The U.S. trade office and the drug industry have presented a united front in promoting the data-exclusivity provision. Each year, for instance, the industry’s main trade group, the pharmaceutical Research and Manufacturers of America, or PhRMA, makes recommendations to the U.S. trade representative on which countries should be included on an annual "watch list" that the office issues to rate intellectual-property protections. Some can face the threat of trade sanctions. In comments on its list this year, the trade representative noted that it had "focused" on protection of test data.

Mark Grayson, deputy vice president of PhRMA, says the trade group has an "open" and "collaborative relationship" with the U.S. Trade Representative’s office. PhRMA doesn’t have anyone attending the current round of trade talks between the trade representative and Thailand, now going on in Honolulu, but Mr. Grayson says that when the talks shift to Washington "we might have people available" if the trade representative wants to clarify a point.

"USTR might bounce things off us and say this is what’s going on, and get reactions from us and every other industry," he says.

For example, PhRMA recently singled out Thailand for the failure of its new Trade Secrets Act to enact what it called "sufficient data protection." When the trade office issued its most recent watch list on May 3, it cited Thailand for failing to enact effective data protection, echoing PhRMA’s complaints.

Thailand is caught between opposing needs. It must respect U.S. patent law or risk jeopardizing the U.S. market for its products from jasmine rice to Thai silk. But as a country hard-hit by AIDS, Thailand makes affordable generic drugs for patients who cannot pay U.S. drug prices, charging them $30 a month per patient. It treats 35,000 Thais with state-manufactured AIDS generics, and aims to expand the program to reach 50,000 this year. But newer brand-name treatments likely would be off-limits to generic copies under the U.S. trade pact.

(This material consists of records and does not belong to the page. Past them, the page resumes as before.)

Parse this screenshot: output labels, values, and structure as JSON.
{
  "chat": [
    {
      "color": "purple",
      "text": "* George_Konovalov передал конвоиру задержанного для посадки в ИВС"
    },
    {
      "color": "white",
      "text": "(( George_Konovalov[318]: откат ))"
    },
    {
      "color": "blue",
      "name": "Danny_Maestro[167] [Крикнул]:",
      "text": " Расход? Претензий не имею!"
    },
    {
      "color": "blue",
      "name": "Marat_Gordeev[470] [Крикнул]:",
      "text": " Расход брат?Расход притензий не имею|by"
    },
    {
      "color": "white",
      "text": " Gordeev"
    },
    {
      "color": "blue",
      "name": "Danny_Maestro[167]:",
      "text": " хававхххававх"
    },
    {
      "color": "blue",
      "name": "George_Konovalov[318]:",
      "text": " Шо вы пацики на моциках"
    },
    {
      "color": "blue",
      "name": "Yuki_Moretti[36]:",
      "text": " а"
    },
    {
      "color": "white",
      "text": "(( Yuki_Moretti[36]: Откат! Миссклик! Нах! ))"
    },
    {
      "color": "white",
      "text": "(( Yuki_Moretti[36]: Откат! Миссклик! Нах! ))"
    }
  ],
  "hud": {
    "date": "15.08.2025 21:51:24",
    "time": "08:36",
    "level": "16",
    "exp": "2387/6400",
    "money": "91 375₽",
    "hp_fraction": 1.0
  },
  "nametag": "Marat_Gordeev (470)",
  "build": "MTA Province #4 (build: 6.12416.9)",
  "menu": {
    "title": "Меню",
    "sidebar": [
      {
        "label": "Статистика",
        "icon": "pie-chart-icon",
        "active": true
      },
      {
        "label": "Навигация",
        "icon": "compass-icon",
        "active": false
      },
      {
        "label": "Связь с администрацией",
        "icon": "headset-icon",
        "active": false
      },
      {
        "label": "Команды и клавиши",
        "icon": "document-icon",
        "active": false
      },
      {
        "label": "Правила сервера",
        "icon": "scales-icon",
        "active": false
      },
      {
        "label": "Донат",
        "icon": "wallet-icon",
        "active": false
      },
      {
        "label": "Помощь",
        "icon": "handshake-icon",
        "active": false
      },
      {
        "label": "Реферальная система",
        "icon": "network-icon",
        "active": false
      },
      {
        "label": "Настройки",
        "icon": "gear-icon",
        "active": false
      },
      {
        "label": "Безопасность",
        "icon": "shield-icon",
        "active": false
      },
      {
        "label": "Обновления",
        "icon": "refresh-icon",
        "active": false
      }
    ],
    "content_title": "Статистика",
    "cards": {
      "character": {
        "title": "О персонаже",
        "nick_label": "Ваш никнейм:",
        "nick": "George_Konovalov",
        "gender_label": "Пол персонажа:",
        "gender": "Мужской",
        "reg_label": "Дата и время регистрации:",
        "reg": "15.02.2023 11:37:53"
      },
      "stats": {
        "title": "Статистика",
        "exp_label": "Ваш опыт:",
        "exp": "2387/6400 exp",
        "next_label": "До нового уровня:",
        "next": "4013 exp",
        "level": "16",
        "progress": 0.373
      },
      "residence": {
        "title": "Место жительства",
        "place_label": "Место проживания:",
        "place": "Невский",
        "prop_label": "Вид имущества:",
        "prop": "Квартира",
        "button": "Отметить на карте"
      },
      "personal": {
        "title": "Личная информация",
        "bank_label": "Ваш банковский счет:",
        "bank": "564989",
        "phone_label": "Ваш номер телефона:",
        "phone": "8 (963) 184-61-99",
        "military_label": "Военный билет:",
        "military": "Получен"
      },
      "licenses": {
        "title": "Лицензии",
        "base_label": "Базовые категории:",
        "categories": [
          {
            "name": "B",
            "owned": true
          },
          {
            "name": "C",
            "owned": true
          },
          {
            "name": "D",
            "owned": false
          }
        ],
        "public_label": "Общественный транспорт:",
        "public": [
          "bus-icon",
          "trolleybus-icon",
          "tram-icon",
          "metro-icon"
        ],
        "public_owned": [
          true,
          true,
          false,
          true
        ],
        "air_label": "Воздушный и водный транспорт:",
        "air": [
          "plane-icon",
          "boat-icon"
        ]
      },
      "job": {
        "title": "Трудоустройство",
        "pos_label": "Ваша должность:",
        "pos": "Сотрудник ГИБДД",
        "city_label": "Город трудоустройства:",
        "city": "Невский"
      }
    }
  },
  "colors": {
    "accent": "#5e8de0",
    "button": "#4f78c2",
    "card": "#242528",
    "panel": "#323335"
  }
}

In Bangkok, Achara Eksaengsri, a pharmacist with the Thailand’s Government Pharmaceutical Organization, says that as the AIDS virus mutates, patients will need to bolster their regimens with more of the newer patented drugs like efavirenz (Bristol-Myers Squibb’s Sustiva) and lopinavir (in Abbott Laboratories’ combo pill Kaletra). That would be difficult at best under the trade rules being sought by the U.S.

It is the early days for the new rules, and their impact on the fast-evolving AIDS treatment scene is a matter of debate. "There’s a lot of scare-mongering that goes on," says Susan Finston, associate vice president for intellectual property of the PhRMA.

But Federico Alberto Cuello Camilo, an economics professor in the Dominican Republic who advises that country’s chamber of deputies, predicts the proposed trade rules "basically will kill the pharmaceutical industry in this region." Dominican-made generic drugs account for 49% of the country’s drug market, and cost consumers half as much as branded U.S. counterparts, he says. But that is because the Dominican government approves drug copies that rely on the original manufacturer’s drug data. The CAFTA data provision, if implemented, would block such products for at least five years.

"Is it fair to condemn our poor people to treating today’s illnesses with yesterday’s medicines?" he asks.

In Guatemala, few drugs on the market have a patent. Pfizer Inc.’s Viagra is one, according to drug-industry trade group Fedefarma. But last year Guatemala passed a new five-year data-exclusivity law that the U.S. and the drug industry had been seeking. The law currently protects at least 12 products from generic competition, including the AIDS drugs Reyataz and Fuzeon, as well as drugs for cancer and sepsis.

Previously, after Guatemala removed 15 years of data protection, the U.S. trade office had place Guatemala on a "priority" watch list, raising the specter of potential trade sanctions. When Guatemala passed the five-year protection, it was moved back to the more benign "watch list."